The Ski Slope Trail begins at the edge of the beach area parking lot. You will climb 350’ in almost 1.5 miles on long, gentle switchbacks rising up and, with some nice views, out of the Black Moshannon Creek basin to the highest point in the park. There are gentle, short downhill sections, but overall you are steadily climbing.

The trail is in at least second-growth forest, climbing through an area that was denuded in the early part of the past century. As with much of our Public Land in Pennsylvania, this was land that industry used up, no longer saw as useful, and the Commonwealth purchased it. The land was reforested, in some instances with the conservation goal of protecting our streams, which had been choked with the sediment and debris from logging.

Note the many dead trees. The Black Moshannon area, particularly the forest east of the park, was devastated by the gypsy moth, one of the numerous forest pests introduced by commerce. Look at the saplings regenerating the forest. Oak is what was lost. Chestnut lost before that. White pine and hemlock logged before that. What tree species are forming the new forest?

Nature is resilient. Nature will endure. However the closer you look the more you can see the impacts of human enterprise, and those impacts have not usually resulted in improving the forest. The measure suggested by Aldo Leopold in A Sand County Almanac: A thing is right when it tends to preserve the integrity, stability, and beauty of the biotic community. It is wrong when it tends otherwise. How has this forest fared?

There are also signs of wildlife along the trail. Wood chips from woodpeckers searching for insects in dead trees. Deer paths through the mountain laurel. Deer rubs from several months back. Saplings gnawed by porcupines. Can you differentiate the two?

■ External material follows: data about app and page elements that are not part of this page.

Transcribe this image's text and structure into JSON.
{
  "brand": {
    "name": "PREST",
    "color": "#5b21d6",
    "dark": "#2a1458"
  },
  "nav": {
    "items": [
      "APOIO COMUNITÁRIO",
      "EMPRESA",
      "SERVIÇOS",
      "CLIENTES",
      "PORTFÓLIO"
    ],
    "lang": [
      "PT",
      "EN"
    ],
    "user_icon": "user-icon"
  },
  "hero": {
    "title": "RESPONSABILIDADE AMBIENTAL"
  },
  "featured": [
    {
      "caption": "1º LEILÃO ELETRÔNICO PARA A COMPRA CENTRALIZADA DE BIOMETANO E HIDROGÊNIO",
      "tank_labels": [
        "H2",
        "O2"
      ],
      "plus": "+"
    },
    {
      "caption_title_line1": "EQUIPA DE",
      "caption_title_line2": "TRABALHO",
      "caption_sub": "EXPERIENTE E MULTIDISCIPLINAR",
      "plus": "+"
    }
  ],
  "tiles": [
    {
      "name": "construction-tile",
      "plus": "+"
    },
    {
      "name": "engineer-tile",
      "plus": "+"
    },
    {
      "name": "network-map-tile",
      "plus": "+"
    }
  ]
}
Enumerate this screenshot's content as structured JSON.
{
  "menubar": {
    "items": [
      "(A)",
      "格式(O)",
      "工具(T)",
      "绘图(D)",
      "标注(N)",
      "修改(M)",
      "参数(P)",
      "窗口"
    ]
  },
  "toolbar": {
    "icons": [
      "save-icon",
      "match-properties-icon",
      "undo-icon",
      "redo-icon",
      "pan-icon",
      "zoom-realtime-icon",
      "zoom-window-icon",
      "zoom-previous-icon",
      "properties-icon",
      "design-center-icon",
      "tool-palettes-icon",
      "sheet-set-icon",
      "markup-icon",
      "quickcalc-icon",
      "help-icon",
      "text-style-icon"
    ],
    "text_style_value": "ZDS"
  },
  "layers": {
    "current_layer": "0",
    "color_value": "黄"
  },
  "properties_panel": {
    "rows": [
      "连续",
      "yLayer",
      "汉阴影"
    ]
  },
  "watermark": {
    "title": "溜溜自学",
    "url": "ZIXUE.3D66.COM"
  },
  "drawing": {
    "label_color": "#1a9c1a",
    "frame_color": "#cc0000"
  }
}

Also look for the spoor indicating that a porcupine has been occupying the den in the base of a dead tree.

The Ski Slope Trail emerges at the edge of the parking area for the ski slope that the state operated here in the 1960’s and 70’s. The former lodge is now Cabin 20 — so be sure to give the cabin renters their space, or maybe consider renting the cabin for your next winter getaway!

Before you continue on the trail, consider including a detour to try ski the beginner slope at the far end of the parking area. With many bends in the trail, it is more difficult than most beginner trails! It is wide, and with several inches of new snow it is a reasonable challenge for an intermediate skier. Just remember, once you reach the bottom, it is a long slog back up unless you opt to ski out Dry Run and then south on Benner Run Road to return to your vehicle.

The Ski Slope Trail continues away from the former lodge and it is downhill from there. Gentle switchbacks and a wide trail give a skier the space to control their speed by stepping out of the track and into untracked snow, but it can still be a fast run.

The trail crosses SR 504 and a snowmobile trail, and ends at the Group Camping Area, where a sign directs you toward Black Moshannon Lake. Each of these is a different option for returning to your vehicle. I opted for the lake.

Cross the Beaver Road, ski through a picnic area and you are on the lake. To complete this 3.25 mile loop, ski to the right to return to your vehicle, or if you are still warm and hydrated, ski south to continue explorations on the lake.

Combine the Ski Slope Trail with lake skiing, and you will have skied miles of varied terrain, with interesting glimpses into the human and natural history of the Black Moshannon area — and that, is what exploring and enjoying Public Lands is all about.


Gary Thornbloom is the Co-Chair of the Public Lands Committee, PA Chapter Sierra Club; he can be reached at bearknob@verizon.net